» Task requirements
How many lines in the records below contain "Volume"? Reply with the number alone.

» Data to examine

====

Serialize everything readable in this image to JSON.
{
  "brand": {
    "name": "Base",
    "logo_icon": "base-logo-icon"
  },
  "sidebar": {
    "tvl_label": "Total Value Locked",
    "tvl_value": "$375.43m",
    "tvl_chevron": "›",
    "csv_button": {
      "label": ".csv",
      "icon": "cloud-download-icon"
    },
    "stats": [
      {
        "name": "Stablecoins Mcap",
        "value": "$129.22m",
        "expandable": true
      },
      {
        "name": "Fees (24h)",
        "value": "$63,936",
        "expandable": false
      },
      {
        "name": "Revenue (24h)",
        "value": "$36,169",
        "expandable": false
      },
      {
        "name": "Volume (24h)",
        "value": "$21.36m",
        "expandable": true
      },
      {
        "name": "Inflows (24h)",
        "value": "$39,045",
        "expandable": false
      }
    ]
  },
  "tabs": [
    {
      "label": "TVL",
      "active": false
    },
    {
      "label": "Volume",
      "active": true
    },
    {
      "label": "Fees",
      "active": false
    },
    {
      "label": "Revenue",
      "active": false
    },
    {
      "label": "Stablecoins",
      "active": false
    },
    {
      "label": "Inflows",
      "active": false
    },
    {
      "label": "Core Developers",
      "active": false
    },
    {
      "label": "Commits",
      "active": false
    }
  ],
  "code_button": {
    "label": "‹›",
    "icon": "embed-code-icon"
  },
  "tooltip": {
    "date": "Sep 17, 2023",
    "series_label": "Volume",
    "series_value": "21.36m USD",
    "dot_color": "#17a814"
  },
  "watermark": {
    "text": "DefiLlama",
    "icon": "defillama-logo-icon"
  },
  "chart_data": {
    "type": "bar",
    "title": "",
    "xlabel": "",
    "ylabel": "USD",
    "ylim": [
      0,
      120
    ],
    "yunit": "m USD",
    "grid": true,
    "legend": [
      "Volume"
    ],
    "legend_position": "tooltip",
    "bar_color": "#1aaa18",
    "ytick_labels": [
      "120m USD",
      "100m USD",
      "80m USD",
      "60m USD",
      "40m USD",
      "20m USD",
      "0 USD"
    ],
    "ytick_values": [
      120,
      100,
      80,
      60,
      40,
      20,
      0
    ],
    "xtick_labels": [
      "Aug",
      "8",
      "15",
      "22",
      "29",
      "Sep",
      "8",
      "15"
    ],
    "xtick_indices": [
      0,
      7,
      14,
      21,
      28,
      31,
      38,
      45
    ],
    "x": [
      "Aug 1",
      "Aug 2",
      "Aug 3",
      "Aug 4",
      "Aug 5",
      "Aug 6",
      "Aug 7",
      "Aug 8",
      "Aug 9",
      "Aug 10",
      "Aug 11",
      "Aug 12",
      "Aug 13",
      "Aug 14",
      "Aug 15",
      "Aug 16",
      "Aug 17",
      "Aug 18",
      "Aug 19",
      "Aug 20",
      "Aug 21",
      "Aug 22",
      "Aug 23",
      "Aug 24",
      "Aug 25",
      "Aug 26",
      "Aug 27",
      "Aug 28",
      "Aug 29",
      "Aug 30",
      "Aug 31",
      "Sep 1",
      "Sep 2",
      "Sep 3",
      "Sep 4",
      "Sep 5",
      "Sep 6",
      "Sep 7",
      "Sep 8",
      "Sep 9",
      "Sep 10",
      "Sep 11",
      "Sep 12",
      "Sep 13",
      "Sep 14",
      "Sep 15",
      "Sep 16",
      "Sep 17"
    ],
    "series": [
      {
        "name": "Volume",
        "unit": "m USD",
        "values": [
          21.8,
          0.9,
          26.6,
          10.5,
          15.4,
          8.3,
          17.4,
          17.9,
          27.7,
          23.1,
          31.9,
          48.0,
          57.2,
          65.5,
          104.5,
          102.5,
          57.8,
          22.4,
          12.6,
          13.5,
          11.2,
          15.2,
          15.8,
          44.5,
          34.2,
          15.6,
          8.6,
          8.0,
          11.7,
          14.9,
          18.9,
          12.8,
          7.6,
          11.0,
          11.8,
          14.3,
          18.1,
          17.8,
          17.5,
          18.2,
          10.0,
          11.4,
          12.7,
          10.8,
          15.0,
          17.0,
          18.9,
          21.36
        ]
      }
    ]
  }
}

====

» Solved problem
5